by Kristen Bailey
“Come all you people and listen to me…” sang Maggie Hammons Parker of Pocahontas County, West Virginia. This lyrical call to action by a member of the illustrious musical family invites the listener to pull up a chair to receive vital information — perhaps a story, perhaps a warning, perhaps a gift — all offered through song. A recent exhibit developed in coordination with West Virginia University’s Public History Department and the Royce J. and Carolyn B. Watts Museum, currently on display at Cass Scenic Railroad State Park, took that call to action and examined the intersection of culture and history to uncover the world of the logger in Pocahontas County, as remembered in the region’s music.
WVU’s Public History department regularly seeks out projects which encourage graduate students to research and develop lines of inquiry on important local and state historical matters. The Pocahontas County Convention and Visitor’s Bureau linked Director of Public History, Dr. Melissa Bingmann with its Bicentennial Committee, with an offer extended to students who might be interested in contributing original research as part of that celebration. Over the past several semesters, graduate students have visited Pocahontas County in search of valuable histories from the region.
A visit to the town of Cass frequently prompts West Virginians to think about the role of the timber industry in the state’s economy, and it similarly inspired WVU graduate students. With the presence of the what was formerly the Pocahontas Supply Company standing prominently in the middle of the small haven of neat, white, company homes, the connection between industry and life in the forests of the Allegheny Highlands was clear. Looking for histories which reached below the surface of traditional narratives of extraction, researchers began to explore the world of the laboring logger and the cultural richness that came into the region alongside saws and axes.
PhD candidate and curator of the Watts Museum, Danielle Petrak had an idea to develop a museum exhibit to explore the influence of the timber industry as preserved by the songs associated with people who lived and worked in the Allegheny Highlands during the height of the timber boom (1880–1930). Kristen Bailey, a third-year PhD student, and Andrew Linderman, a recent MA graduate, wrote and received a major grant from the West Virginia Humanities Council. Petrak guided an exhibition design class, and then worked closely with Bailey to develop research and a cohesive narrative for the project, thus Timber/Timbre: Falling Trees and Rising Voices—Music and Logging in West Virginia, 1880–1930, was born.
Central to the project’s research was the gathering of folk songs sung by and about loggers in the Allegheny Highlands. Sourced from the West Virginia and Regional History Center’s (WVRHC) folk music collections, lyrics, and audio of songs by and about loggers are featured in the exhibit’s exploration of life in the timber camps of the region. Visitors can explore the ways that loggers shared tales of bravery and comradery through songs like “The Jam at Jerry’s Rocks,” which was collected from Webster County:

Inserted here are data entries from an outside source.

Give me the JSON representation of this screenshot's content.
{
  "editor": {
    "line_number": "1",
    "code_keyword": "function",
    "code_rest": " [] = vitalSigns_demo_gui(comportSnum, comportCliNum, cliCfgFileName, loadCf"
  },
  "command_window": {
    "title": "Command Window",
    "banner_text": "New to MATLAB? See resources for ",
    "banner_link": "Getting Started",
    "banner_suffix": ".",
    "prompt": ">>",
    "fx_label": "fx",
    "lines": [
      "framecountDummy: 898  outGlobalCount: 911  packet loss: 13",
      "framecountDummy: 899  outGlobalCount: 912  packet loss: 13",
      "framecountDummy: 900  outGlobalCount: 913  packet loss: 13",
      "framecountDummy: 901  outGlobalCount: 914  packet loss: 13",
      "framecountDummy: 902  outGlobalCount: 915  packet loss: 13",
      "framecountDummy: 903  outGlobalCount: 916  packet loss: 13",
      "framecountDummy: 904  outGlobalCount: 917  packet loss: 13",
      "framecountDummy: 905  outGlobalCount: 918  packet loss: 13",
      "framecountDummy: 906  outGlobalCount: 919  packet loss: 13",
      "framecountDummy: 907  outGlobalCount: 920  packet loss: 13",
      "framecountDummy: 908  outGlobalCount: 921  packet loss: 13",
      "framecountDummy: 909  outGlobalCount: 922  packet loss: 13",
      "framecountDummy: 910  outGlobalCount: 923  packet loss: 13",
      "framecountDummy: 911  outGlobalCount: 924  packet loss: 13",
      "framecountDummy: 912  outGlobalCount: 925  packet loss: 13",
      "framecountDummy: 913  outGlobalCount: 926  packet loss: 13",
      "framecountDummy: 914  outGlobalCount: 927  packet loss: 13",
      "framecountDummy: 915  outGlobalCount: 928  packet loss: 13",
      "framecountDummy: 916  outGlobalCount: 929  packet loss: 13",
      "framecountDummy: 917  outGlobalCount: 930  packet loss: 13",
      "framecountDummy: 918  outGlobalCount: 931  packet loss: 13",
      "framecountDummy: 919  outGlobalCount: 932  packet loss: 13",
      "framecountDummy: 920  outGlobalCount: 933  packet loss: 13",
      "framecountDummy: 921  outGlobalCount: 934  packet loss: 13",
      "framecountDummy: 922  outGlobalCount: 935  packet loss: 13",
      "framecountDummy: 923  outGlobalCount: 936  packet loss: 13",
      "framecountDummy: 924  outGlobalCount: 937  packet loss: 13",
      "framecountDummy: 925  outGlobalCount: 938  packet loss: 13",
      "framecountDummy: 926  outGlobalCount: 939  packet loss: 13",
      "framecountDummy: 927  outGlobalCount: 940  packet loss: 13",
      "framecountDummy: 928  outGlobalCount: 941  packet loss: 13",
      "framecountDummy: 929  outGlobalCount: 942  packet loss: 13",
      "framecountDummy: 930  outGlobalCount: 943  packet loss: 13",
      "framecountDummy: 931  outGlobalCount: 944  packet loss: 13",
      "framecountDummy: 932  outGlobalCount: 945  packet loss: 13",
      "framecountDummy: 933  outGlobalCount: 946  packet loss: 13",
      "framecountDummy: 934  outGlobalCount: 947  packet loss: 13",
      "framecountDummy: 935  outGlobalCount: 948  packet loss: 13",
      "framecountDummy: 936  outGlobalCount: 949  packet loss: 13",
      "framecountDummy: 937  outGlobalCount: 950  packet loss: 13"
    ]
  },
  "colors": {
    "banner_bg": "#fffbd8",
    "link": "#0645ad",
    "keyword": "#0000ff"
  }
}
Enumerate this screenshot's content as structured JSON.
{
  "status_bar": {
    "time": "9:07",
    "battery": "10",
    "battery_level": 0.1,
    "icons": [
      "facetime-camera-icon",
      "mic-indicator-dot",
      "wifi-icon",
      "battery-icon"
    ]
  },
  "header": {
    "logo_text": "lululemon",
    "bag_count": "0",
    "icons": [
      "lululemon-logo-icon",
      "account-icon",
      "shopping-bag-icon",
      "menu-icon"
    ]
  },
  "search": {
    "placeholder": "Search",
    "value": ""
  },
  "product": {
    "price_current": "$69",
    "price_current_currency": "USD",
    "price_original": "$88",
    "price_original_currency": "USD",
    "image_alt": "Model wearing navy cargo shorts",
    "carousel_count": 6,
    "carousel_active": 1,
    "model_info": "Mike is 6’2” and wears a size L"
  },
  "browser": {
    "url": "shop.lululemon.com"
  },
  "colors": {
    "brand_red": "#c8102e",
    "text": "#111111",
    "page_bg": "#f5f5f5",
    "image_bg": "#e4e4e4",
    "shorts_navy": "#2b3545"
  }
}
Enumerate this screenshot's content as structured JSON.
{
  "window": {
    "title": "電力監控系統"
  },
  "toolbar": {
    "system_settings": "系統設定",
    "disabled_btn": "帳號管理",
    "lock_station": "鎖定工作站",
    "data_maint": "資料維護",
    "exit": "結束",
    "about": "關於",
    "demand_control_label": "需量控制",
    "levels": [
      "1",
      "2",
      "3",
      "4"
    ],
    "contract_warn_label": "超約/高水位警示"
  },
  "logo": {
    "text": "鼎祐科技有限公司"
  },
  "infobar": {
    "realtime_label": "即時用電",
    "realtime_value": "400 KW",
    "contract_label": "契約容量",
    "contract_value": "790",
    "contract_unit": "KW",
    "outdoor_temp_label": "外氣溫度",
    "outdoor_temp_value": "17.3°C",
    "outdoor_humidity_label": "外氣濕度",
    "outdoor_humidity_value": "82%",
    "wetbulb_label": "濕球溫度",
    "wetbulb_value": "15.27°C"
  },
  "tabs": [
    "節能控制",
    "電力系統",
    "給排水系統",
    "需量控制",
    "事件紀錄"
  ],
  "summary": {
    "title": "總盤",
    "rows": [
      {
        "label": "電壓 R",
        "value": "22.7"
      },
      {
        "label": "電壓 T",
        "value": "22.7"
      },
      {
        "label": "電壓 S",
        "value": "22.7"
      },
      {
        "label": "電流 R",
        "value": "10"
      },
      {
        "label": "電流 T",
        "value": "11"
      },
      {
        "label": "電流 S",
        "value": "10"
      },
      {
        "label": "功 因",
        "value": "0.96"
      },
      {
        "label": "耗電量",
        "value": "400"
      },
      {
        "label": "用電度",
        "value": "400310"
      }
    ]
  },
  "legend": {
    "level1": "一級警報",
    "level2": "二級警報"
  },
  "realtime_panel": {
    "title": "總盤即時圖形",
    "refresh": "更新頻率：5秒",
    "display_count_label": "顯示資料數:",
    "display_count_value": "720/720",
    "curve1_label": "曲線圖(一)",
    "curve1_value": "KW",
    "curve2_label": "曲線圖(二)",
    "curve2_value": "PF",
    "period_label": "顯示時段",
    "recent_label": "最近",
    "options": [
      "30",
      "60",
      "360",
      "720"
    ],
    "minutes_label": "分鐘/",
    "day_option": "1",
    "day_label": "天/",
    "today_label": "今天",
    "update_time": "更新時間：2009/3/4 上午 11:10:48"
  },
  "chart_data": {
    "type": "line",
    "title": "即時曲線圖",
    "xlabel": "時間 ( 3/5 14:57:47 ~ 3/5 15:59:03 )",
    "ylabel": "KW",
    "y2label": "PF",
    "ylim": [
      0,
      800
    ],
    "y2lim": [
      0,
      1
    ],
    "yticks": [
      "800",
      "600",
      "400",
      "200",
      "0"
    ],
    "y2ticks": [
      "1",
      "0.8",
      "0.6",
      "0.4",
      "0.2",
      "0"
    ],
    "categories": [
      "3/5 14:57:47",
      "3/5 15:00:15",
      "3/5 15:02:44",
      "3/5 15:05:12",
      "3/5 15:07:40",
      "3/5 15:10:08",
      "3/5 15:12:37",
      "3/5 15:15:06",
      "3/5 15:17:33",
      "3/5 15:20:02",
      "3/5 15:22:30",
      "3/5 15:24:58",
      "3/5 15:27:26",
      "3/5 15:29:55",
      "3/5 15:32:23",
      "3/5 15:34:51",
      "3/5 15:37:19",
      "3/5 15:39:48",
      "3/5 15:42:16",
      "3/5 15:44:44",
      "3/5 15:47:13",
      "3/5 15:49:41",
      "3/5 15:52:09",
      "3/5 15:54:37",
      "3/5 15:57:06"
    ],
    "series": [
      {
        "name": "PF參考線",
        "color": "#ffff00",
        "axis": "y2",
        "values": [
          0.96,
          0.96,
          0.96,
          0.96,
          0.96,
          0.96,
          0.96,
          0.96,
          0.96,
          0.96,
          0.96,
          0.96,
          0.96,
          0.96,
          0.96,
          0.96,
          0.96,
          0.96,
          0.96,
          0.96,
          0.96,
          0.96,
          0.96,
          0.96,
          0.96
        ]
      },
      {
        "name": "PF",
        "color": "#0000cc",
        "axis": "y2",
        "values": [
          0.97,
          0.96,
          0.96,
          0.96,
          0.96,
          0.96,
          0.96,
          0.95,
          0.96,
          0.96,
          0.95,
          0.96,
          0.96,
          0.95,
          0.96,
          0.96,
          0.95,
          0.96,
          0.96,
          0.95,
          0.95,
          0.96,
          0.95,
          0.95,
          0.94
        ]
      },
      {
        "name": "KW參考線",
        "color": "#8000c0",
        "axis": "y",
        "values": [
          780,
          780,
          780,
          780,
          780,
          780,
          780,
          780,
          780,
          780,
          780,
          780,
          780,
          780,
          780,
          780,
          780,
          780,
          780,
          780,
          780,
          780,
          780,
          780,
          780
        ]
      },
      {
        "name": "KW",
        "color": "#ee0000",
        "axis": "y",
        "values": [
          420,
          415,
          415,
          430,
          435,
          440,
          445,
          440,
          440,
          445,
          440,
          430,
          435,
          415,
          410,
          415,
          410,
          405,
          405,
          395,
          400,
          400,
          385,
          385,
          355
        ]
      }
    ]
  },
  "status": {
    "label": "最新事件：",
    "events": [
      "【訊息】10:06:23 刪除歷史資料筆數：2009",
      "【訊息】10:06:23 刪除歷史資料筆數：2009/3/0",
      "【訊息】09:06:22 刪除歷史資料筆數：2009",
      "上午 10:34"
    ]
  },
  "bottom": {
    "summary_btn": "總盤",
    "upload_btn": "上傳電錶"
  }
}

It was on a Sunday morning,
In the springtime of the year,
Our logs they piled up mountain high,
We could not keep them clear.
Songs from the pre-boom, boom, and post-boom periods are prominent in the exhibit, to provide context about the seismic shifts that happened as a result of industrial timber coming in to, and then ultimately, leaving the region.
The exhibit, which opened at Cass Scenic Railroad State Park on June 5, 2021, will later move to the McClintic Branch of the Pocahontas County Library system from October–December 2021, and then to Davis and Elkins College. The museum exhibit, which explores the influence of the timber industry in song, will be accompanied by monthly cultural programming developed by Bailey, including events which highlight camp cooking, camp tools, and music. The museum exhibit and all cultural events are free and open to the general public.
“A Life’s History,” by Maggie Hammons Parker. Carl Fleishhauer and Alan Jabbour, editors, The Hammons Family: A Study of a West Virginia Family’s Traditions, (Washington, DC: Library of Congress, 1973), 42.
ID #000374, View Looking West Showing Company Store, Ice House, Lumber Yard, and Houses, https://wvhistoryonview.org/catalog/000374.
This project is presented with financial assistance from the West Virginia Humanities Council, a state affiliate of the National Endowment for the Humanities. Any views, findings, conclusions, or recommendations do not necessarily represent those of the West Virginia Humanities Council or the National Endowment for the Humanities. Additional funding has been provided by the WVU Humanities Center.
The Jam at Jerry’s Rock, Collected by Patrick Gainer from Patrick Starcher, Bolair, Webster County.
ID #000045, Spruce Lumber Company Woods Crew at Camp, Cass, W. Va., c. 1910, https://wvhistoryonview.org/catalog/000045.
Photo credit, Elizabeth Satterfield.